> Assignment:
Give back every line of the data exactly. Pictures are not part of the copy.
___ Extracted material ___
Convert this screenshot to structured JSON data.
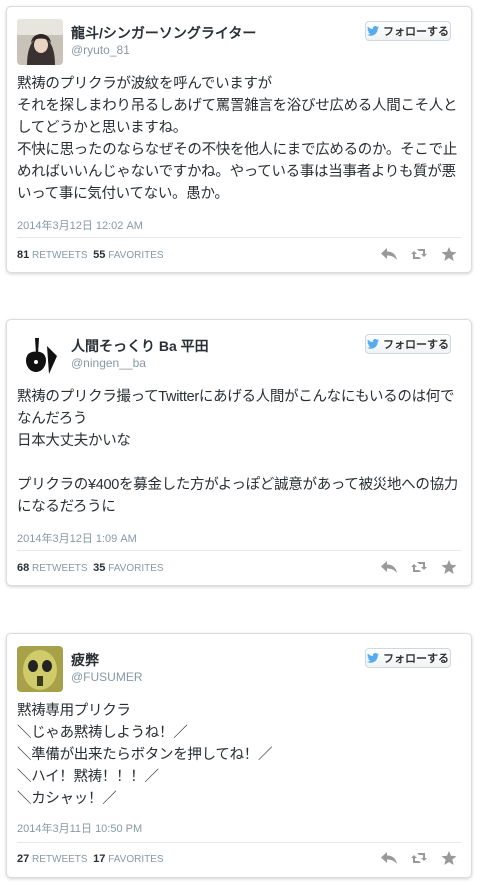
{
  "tweets": [
    {
      "name": "龍斗/シンガーソングライター",
      "handle": "@ryuto_81",
      "follow_label": "フォローする",
      "text": "黙祷のプリクラが波紋を呼んでいますが\nそれを探しまわり吊るしあげて罵詈雑言を浴びせ広める人間こそ人としてどうかと思いますね。\n不快に思ったのならなぜその不快を他人にまで広めるのか。そこで止めればいいんじゃないですかね。やっている事は当事者よりも質が悪いって事に気付いてない。愚か。",
      "timestamp": "2014年3月12日 12:02 AM",
      "retweets": "81",
      "retweets_label": "RETWEETS",
      "favorites": "55",
      "favorites_label": "FAVORITES"
    },
    {
      "name": "人間そっくり Ba 平田",
      "handle": "@ningen__ba",
      "follow_label": "フォローする",
      "text": "黙祷のプリクラ撮ってTwitterにあげる人間がこんなにもいるのは何でなんだろう\n日本大丈夫かいな\n\nプリクラの¥400を募金した方がよっぽど誠意があって被災地への協力になるだろうに",
      "timestamp": "2014年3月12日 1:09 AM",
      "retweets": "68",
      "retweets_label": "RETWEETS",
      "favorites": "35",
      "favorites_label": "FAVORITES"
    },
    {
      "name": "疲弊",
      "handle": "@FUSUMER",
      "follow_label": "フォローする",
      "text": "黙祷専用プリクラ\n＼じゃあ黙祷しようね！／\n＼準備が出来たらボタンを押してね！／\n＼ハイ！黙祷！！！／\n＼カシャッ！／",
      "timestamp": "2014年3月11日 10:50 PM",
      "retweets": "27",
      "retweets_label": "RETWEETS",
      "favorites": "17",
      "favorites_label": "FAVORITES"
    }
  ],
  "icons": {
    "bird": "twitter-bird-icon",
    "reply": "reply-icon",
    "retweet": "retweet-icon",
    "favorite": "star-icon"
  },
  "colors": {
    "bird": "#55acee",
    "text": "#292f33",
    "muted": "#8899a6",
    "action_icon": "#999999"
  }
}
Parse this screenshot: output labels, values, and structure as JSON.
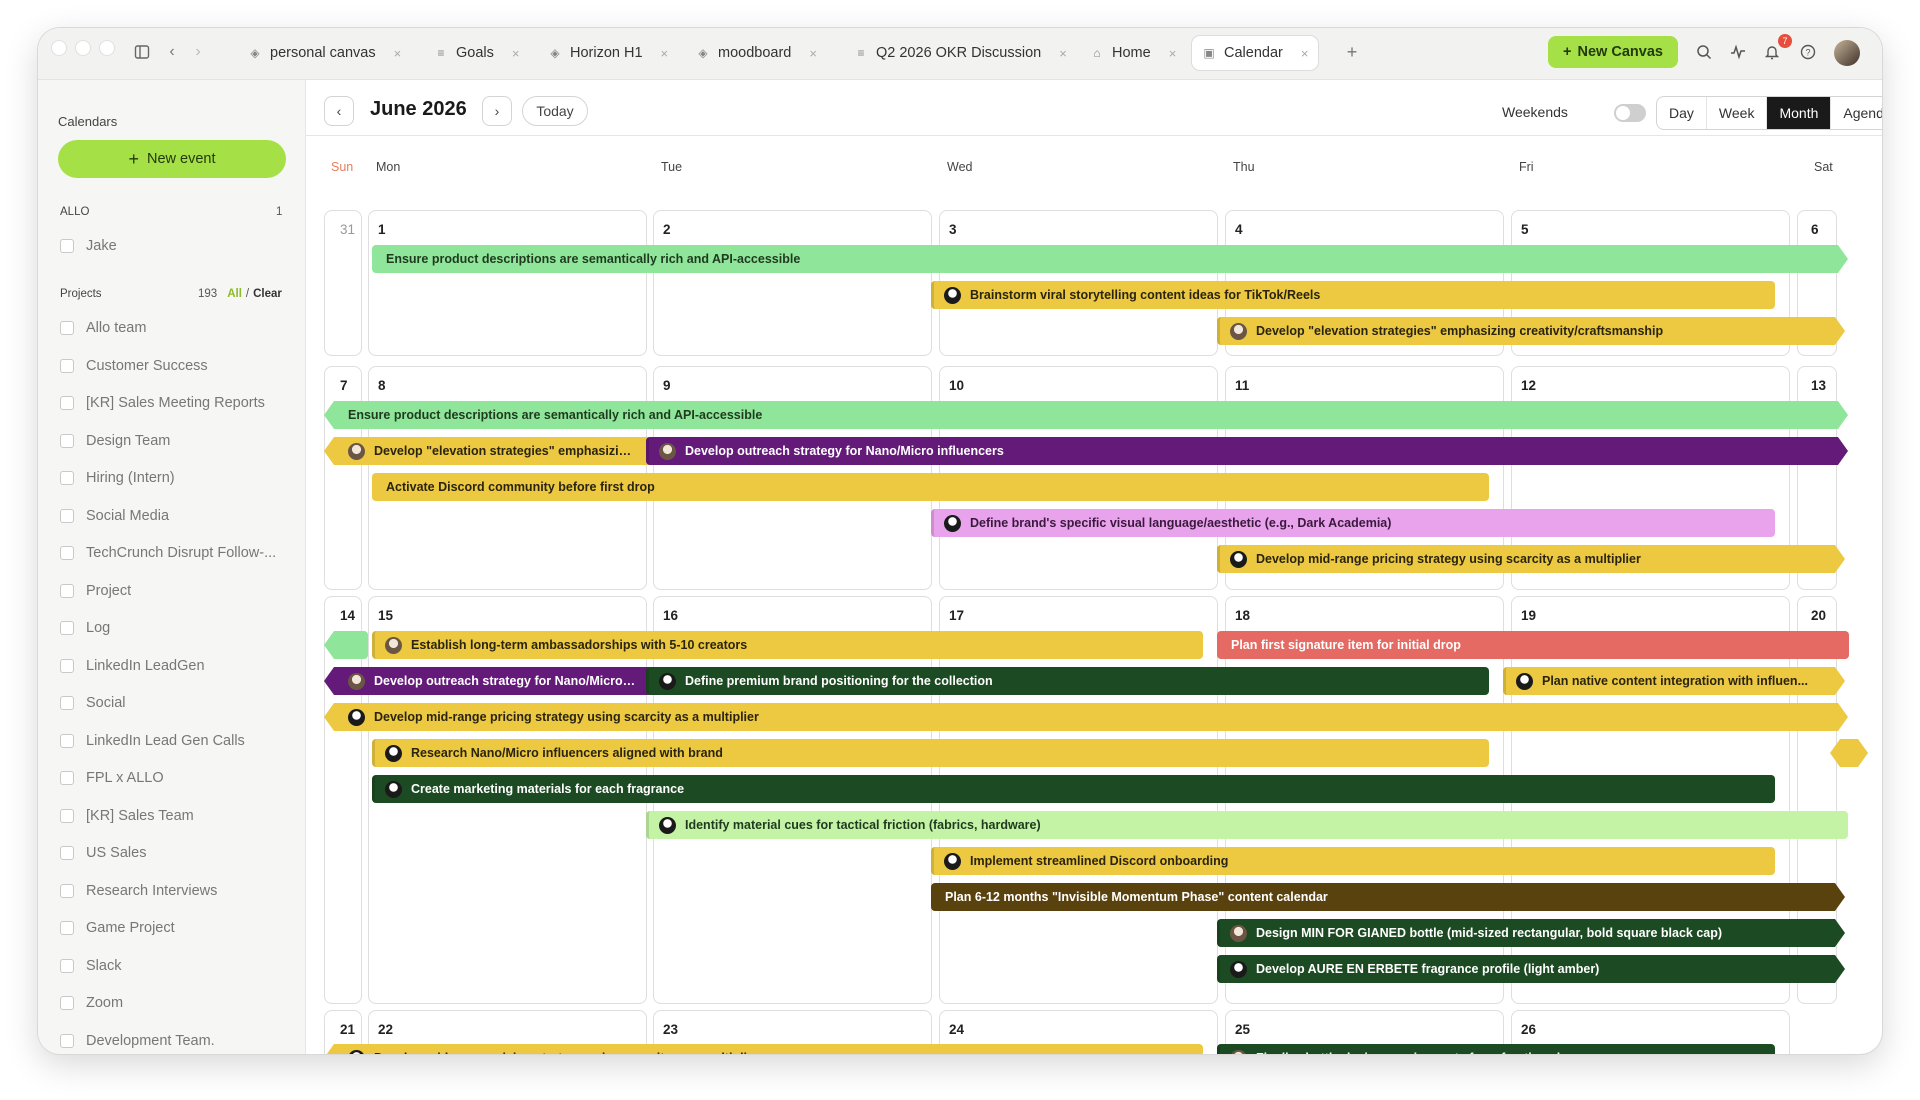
{
  "tabs": [
    {
      "label": "personal canvas"
    },
    {
      "label": "Goals"
    },
    {
      "label": "Horizon H1"
    },
    {
      "label": "moodboard"
    },
    {
      "label": "Q2 2026 OKR Discussion"
    },
    {
      "label": "Home"
    },
    {
      "label": "Calendar"
    }
  ],
  "toolbar": {
    "new_canvas": "New Canvas",
    "notifications": "7"
  },
  "sidebar": {
    "title": "Calendars",
    "new_event": "New event",
    "allo": {
      "label": "ALLO",
      "count": "1",
      "items": [
        "Jake"
      ]
    },
    "projects": {
      "label": "Projects",
      "count": "193",
      "all": "All",
      "sep": "/",
      "clear": "Clear",
      "items": [
        "Allo team",
        "Customer Success",
        "[KR] Sales Meeting Reports",
        "Design Team",
        "Hiring (Intern)",
        "Social Media",
        "TechCrunch Disrupt Follow-...",
        "Project",
        "Log",
        "LinkedIn LeadGen",
        "Social",
        "LinkedIn Lead Gen Calls",
        "FPL x ALLO",
        "[KR] Sales Team",
        "US Sales",
        "Research Interviews",
        "Game Project",
        "Slack",
        "Zoom",
        "Development Team."
      ]
    }
  },
  "calendar": {
    "month": "June 2026",
    "today": "Today",
    "weekends": "Weekends",
    "views": [
      "Day",
      "Week",
      "Month",
      "Agenda"
    ],
    "selected_view": "Month",
    "weekdays": [
      "Sun",
      "Mon",
      "Tue",
      "Wed",
      "Thu",
      "Fri",
      "Sat"
    ],
    "weeks": [
      [
        "31",
        "1",
        "2",
        "3",
        "4",
        "5",
        "6"
      ],
      [
        "7",
        "8",
        "9",
        "10",
        "11",
        "12",
        "13"
      ],
      [
        "14",
        "15",
        "16",
        "17",
        "18",
        "19",
        "20"
      ],
      [
        "21",
        "22",
        "23",
        "24",
        "25",
        "26",
        ""
      ]
    ],
    "events": [
      {
        "title": "Ensure product descriptions are semantically rich and API-accessible",
        "color": "#8fe69a",
        "text": "#1f3a1f"
      },
      {
        "title": "Brainstorm viral storytelling content ideas for TikTok/Reels",
        "color": "#ecc940",
        "text": "#2a2410"
      },
      {
        "title": "Develop \"elevation strategies\" emphasizing creativity/craftsmanship",
        "color": "#ecc940",
        "text": "#2a2410"
      },
      {
        "title": "Ensure product descriptions are semantically rich and API-accessible",
        "color": "#8fe69a",
        "text": "#1f3a1f"
      },
      {
        "title": "Develop \"elevation strategies\" emphasizing c...",
        "color": "#ecc940",
        "text": "#2a2410"
      },
      {
        "title": "Develop outreach strategy for Nano/Micro influencers",
        "color": "#641a78",
        "text": "#ffffff"
      },
      {
        "title": "Activate Discord community before first drop",
        "color": "#ecc940",
        "text": "#2a2410"
      },
      {
        "title": "Define brand's specific visual language/aesthetic (e.g., Dark Academia)",
        "color": "#e9a2ec",
        "text": "#3a1a3c"
      },
      {
        "title": "Develop mid-range pricing strategy using scarcity as a multiplier",
        "color": "#ecc940",
        "text": "#2a2410"
      },
      {
        "title": "Establish long-term ambassadorships with 5-10 creators",
        "color": "#ecc940",
        "text": "#2a2410"
      },
      {
        "title": "Plan first signature item for initial drop",
        "color": "#e56a63",
        "text": "#ffffff"
      },
      {
        "title": "Develop outreach strategy for Nano/Micro i...",
        "color": "#641a78",
        "text": "#ffffff"
      },
      {
        "title": "Define premium brand positioning for the collection",
        "color": "#1c4a22",
        "text": "#ffffff"
      },
      {
        "title": "Plan native content integration with influen...",
        "color": "#ecc940",
        "text": "#2a2410"
      },
      {
        "title": "Develop mid-range pricing strategy using scarcity as a multiplier",
        "color": "#ecc940",
        "text": "#2a2410"
      },
      {
        "title": "Research Nano/Micro influencers aligned with brand",
        "color": "#ecc940",
        "text": "#2a2410"
      },
      {
        "title": "Create marketing materials for each fragrance",
        "color": "#1c4a22",
        "text": "#ffffff"
      },
      {
        "title": "Identify material cues for tactical friction (fabrics, hardware)",
        "color": "#c4f3a6",
        "text": "#1f3a1f"
      },
      {
        "title": "Implement streamlined Discord onboarding",
        "color": "#ecc940",
        "text": "#2a2410"
      },
      {
        "title": "Plan 6-12 months \"Invisible Momentum Phase\" content calendar",
        "color": "#5a420f",
        "text": "#ffffff"
      },
      {
        "title": "Design MIN FOR GIANED bottle (mid-sized rectangular, bold square black cap)",
        "color": "#1c4a22",
        "text": "#ffffff"
      },
      {
        "title": "Develop AURE EN ERBETE fragrance profile (light amber)",
        "color": "#1c4a22",
        "text": "#ffffff"
      },
      {
        "title": "Develop mid-range pricing strategy using scarcity as a multiplier",
        "color": "#ecc940",
        "text": "#2a2410"
      },
      {
        "title": "Finalize bottle design requirements for refractive glass",
        "color": "#1c4a22",
        "text": "#ffffff"
      },
      {
        "title": "",
        "color": "#8fe69a",
        "text": "#1f3a1f"
      },
      {
        "title": "",
        "color": "#ecc940",
        "text": "#2a2410"
      }
    ]
  }
}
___
> Result below:
Convert this screenshot to structured JSON data.
{
  "tweets": [
    {
      "name": "龍斗/シンガーソングライター",
      "handle": "@ryuto_81",
      "follow_label": "フォローする",
      "text": "黙祷のプリクラが波紋を呼んでいますが\nそれを探しまわり吊るしあげて罵詈雑言を浴びせ広める人間こそ人としてどうかと思いますね。\n不快に思ったのならなぜその不快を他人にまで広めるのか。そこで止めればいいんじゃないですかね。やっている事は当事者よりも質が悪いって事に気付いてない。愚か。",
      "timestamp": "2014年3月12日 12:02 AM",
      "retweets": "81",
      "retweets_label": "RETWEETS",
      "favorites": "55",
      "favorites_label": "FAVORITES"
    },
    {
      "name": "人間そっくり Ba 平田",
      "handle": "@ningen__ba",
      "follow_label": "フォローする",
      "text": "黙祷のプリクラ撮ってTwitterにあげる人間がこんなにもいるのは何でなんだろう\n日本大丈夫かいな\n\nプリクラの¥400を募金した方がよっぽど誠意があって被災地への協力になるだろうに",
      "timestamp": "2014年3月12日 1:09 AM",
      "retweets": "68",
      "retweets_label": "RETWEETS",
      "favorites": "35",
      "favorites_label": "FAVORITES"
    },
    {
      "name": "疲弊",
      "handle": "@FUSUMER",
      "follow_label": "フォローする",
      "text": "黙祷専用プリクラ\n＼じゃあ黙祷しようね！／\n＼準備が出来たらボタンを押してね！／\n＼ハイ！黙祷！！！／\n＼カシャッ！／",
      "timestamp": "2014年3月11日 10:50 PM",
      "retweets": "27",
      "retweets_label": "RETWEETS",
      "favorites": "17",
      "favorites_label": "FAVORITES"
    }
  ],
  "icons": {
    "bird": "twitter-bird-icon",
    "reply": "reply-icon",
    "retweet": "retweet-icon",
    "favorite": "star-icon"
  },
  "colors": {
    "bird": "#55acee",
    "text": "#292f33",
    "muted": "#8899a6",
    "action_icon": "#999999"
  }
}
Parse this screenshot: output labels, values, and structure as JSON.
{
  "tabs": [
    {
      "label": "personal canvas"
    },
    {
      "label": "Goals"
    },
    {
      "label": "Horizon H1"
    },
    {
      "label": "moodboard"
    },
    {
      "label": "Q2 2026 OKR Discussion"
    },
    {
      "label": "Home"
    },
    {
      "label": "Calendar"
    }
  ],
  "toolbar": {
    "new_canvas": "New Canvas",
    "notifications": "7"
  },
  "sidebar": {
    "title": "Calendars",
    "new_event": "New event",
    "allo": {
      "label": "ALLO",
      "count": "1",
      "items": [
        "Jake"
      ]
    },
    "projects": {
      "label": "Projects",
      "count": "193",
      "all": "All",
      "sep": "/",
      "clear": "Clear",
      "items": [
        "Allo team",
        "Customer Success",
        "[KR] Sales Meeting Reports",
        "Design Team",
        "Hiring (Intern)",
        "Social Media",
        "TechCrunch Disrupt Follow-...",
        "Project",
        "Log",
        "LinkedIn LeadGen",
        "Social",
        "LinkedIn Lead Gen Calls",
        "FPL x ALLO",
        "[KR] Sales Team",
        "US Sales",
        "Research Interviews",
        "Game Project",
        "Slack",
        "Zoom",
        "Development Team."
      ]
    }
  },
  "calendar": {
    "month": "June 2026",
    "today": "Today",
    "weekends": "Weekends",
    "views": [
      "Day",
      "Week",
      "Month",
      "Agenda"
    ],
    "selected_view": "Month",
    "weekdays": [
      "Sun",
      "Mon",
      "Tue",
      "Wed",
      "Thu",
      "Fri",
      "Sat"
    ],
    "weeks": [
      [
        "31",
        "1",
        "2",
        "3",
        "4",
        "5",
        "6"
      ],
      [
        "7",
        "8",
        "9",
        "10",
        "11",
        "12",
        "13"
      ],
      [
        "14",
        "15",
        "16",
        "17",
        "18",
        "19",
        "20"
      ],
      [
        "21",
        "22",
        "23",
        "24",
        "25",
        "26",
        ""
      ]
    ],
    "events": [
      {
        "title": "Ensure product descriptions are semantically rich and API-accessible",
        "color": "#8fe69a",
        "text": "#1f3a1f"
      },
      {
        "title": "Brainstorm viral storytelling content ideas for TikTok/Reels",
        "color": "#ecc940",
        "text": "#2a2410"
      },
      {
        "title": "Develop \"elevation strategies\" emphasizing creativity/craftsmanship",
        "color": "#ecc940",
        "text": "#2a2410"
      },
      {
        "title": "Ensure product descriptions are semantically rich and API-accessible",
        "color": "#8fe69a",
        "text": "#1f3a1f"
      },
      {
        "title": "Develop \"elevation strategies\" emphasizing c...",
        "color": "#ecc940",
        "text": "#2a2410"
      },
      {
        "title": "Develop outreach strategy for Nano/Micro influencers",
        "color": "#641a78",
        "text": "#ffffff"
      },
      {
        "title": "Activate Discord community before first drop",
        "color": "#ecc940",
        "text": "#2a2410"
      },
      {
        "title": "Define brand's specific visual language/aesthetic (e.g., Dark Academia)",
        "color": "#e9a2ec",
        "text": "#3a1a3c"
      },
      {
        "title": "Develop mid-range pricing strategy using scarcity as a multiplier",
        "color": "#ecc940",
        "text": "#2a2410"
      },
      {
        "title": "Establish long-term ambassadorships with 5-10 creators",
        "color": "#ecc940",
        "text": "#2a2410"
      },
      {
        "title": "Plan first signature item for initial drop",
        "color": "#e56a63",
        "text": "#ffffff"
      },
      {
        "title": "Develop outreach strategy for Nano/Micro i...",
        "color": "#641a78",
        "text": "#ffffff"
      },
      {
        "title": "Define premium brand positioning for the collection",
        "color": "#1c4a22",
        "text": "#ffffff"
      },
      {
        "title": "Plan native content integration with influen...",
        "color": "#ecc940",
        "text": "#2a2410"
      },
      {
        "title": "Develop mid-range pricing strategy using scarcity as a multiplier",
        "color": "#ecc940",
        "text": "#2a2410"
      },
      {
        "title": "Research Nano/Micro influencers aligned with brand",
        "color": "#ecc940",
        "text": "#2a2410"
      },
      {
        "title": "Create marketing materials for each fragrance",
        "color": "#1c4a22",
        "text": "#ffffff"
      },
      {
        "title": "Identify material cues for tactical friction (fabrics, hardware)",
        "color": "#c4f3a6",
        "text": "#1f3a1f"
      },
      {
        "title": "Implement streamlined Discord onboarding",
        "color": "#ecc940",
        "text": "#2a2410"
      },
      {
        "title": "Plan 6-12 months \"Invisible Momentum Phase\" content calendar",
        "color": "#5a420f",
        "text": "#ffffff"
      },
      {
        "title": "Design MIN FOR GIANED bottle (mid-sized rectangular, bold square black cap)",
        "color": "#1c4a22",
        "text": "#ffffff"
      },
      {
        "title": "Develop AURE EN ERBETE fragrance profile (light amber)",
        "color": "#1c4a22",
        "text": "#ffffff"
      },
      {
        "title": "Develop mid-range pricing strategy using scarcity as a multiplier",
        "color": "#ecc940",
        "text": "#2a2410"
      },
      {
        "title": "Finalize bottle design requirements for refractive glass",
        "color": "#1c4a22",
        "text": "#ffffff"
      },
      {
        "title": "",
        "color": "#8fe69a",
        "text": "#1f3a1f"
      },
      {
        "title": "",
        "color": "#ecc940",
        "text": "#2a2410"
      }
    ]
  }
}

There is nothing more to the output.